Federal Immigration Minister Joe Volpe rebuffed a report tabled yesterday by the Commons immigration committee that called on the government to remove potential political influence from the revocation of citizenship and strengthen its judicial process.
Currently, cabinet issues the final decision on whether to revoke a person's citizenship.
But in a near-unanimous report, the immigration and citizenship committee recommended removing cabinet from the equation, handing the process exclusively to the courts.
Liberal MP Andrew Telegdi, chairman of the committee, said the process should be updated to make it compatible with the Charter of Rights, but Mr. Volpe said the current process is already fair.
I guess we have to disagree. Our act is Charter-compliant, Mr. Volpe said.
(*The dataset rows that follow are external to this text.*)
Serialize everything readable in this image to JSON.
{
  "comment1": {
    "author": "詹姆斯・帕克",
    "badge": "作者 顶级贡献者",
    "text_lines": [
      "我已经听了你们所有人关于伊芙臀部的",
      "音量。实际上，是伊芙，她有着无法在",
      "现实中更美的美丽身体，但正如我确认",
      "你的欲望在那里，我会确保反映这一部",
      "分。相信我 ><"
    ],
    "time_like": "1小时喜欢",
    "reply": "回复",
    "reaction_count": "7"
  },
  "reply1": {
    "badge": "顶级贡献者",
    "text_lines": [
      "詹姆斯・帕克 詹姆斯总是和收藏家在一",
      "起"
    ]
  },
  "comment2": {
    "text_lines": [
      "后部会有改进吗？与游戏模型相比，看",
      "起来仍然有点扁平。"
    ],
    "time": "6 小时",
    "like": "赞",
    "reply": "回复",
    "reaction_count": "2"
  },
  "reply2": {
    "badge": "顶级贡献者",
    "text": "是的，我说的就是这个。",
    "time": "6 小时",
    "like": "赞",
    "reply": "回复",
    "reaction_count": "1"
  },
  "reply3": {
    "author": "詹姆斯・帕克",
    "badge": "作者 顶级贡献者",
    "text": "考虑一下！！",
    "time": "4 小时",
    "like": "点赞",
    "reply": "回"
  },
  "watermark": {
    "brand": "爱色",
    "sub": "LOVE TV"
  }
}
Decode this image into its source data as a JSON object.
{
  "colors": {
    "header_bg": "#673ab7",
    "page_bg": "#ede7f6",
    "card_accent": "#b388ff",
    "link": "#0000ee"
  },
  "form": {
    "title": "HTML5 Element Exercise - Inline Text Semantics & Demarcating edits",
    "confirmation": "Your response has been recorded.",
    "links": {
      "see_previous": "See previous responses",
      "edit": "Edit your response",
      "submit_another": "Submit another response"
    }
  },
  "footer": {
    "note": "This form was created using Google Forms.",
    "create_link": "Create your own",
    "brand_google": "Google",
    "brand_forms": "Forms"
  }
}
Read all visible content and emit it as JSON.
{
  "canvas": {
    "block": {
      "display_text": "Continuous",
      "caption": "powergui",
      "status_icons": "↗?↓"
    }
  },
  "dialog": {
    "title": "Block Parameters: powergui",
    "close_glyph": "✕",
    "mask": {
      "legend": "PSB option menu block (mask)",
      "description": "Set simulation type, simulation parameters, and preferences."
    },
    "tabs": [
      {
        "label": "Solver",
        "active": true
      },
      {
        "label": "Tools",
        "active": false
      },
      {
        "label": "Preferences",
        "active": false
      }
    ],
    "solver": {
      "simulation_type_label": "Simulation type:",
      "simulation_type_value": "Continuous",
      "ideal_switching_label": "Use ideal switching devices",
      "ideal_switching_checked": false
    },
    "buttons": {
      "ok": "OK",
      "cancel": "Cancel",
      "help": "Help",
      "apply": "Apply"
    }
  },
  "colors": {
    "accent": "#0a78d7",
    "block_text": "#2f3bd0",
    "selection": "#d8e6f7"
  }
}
Cabinet can revoke a person's citizenship if it is found to have been obtained by fraudulent means, such as lying about personal history.
When Canadians are notified their citizenship is being revoked, they may request that a federal judge review the decision.
But this review is based on a balance of probabilities, not the criminal court standard of providing evidence beyond a reasonable doubt, and there is no avenue for an appeal, said Mr. Telegdi, who, as a child, fled communist Hungary.
It's quite unbelievable that you would have more rights to defend yourself on a parking ticket, or ... on a shoplifting charge, than you would have to defend your rights to citizenship, Mr. Telegdi said.
Cabinet has absolutely no business being involved in revoking anybody's citizenship.
Mr. Volpe said the suggestion that cabinet may have potential political influence is nonsense.
It conjures up images of people scurrying around, peeking over their neighbours' shoulders and saying I'm going to get my local member, or somebody else, to revoke something that isn't theirs, Mr. Volpe said.
Nothing happens in secret in this place.
Under scrutiny for amendment since the 1980s, the current revocation process came into force as part of the 1977 Citizenship Act, before the introduction of the Charter of Rights and Freedoms, the committee report says.
A few years ago, two former members of Nazi death squads, Wasyl Odynsky and Helmut Oberlander, were found to have lied about their past when they immigrated to Canada, and were nearly deported as a result.
Mr. Oberlander's citizenship was later restored by a federal court, partly as a result of secret cabinet deliberations.
B'nai Brith Canada rejected the report yesterday in a release, saying moving the revocation process to the courts would only bog it down and make it more difficult to take away citizenship.
In 2000, when Mr. Telegdi was parliamentary secretary to then-immigration minister Elinor Caplan, he boldly opposed a bill tabled by his own minister because it would have given cabinet final say in revoking citizenship.
Canadians have the right to expect that the Canadian Charter of Rights and Freedoms applies to all of them, Mr. Telegdi said, whether you're born in Canada or you're born elsewhere.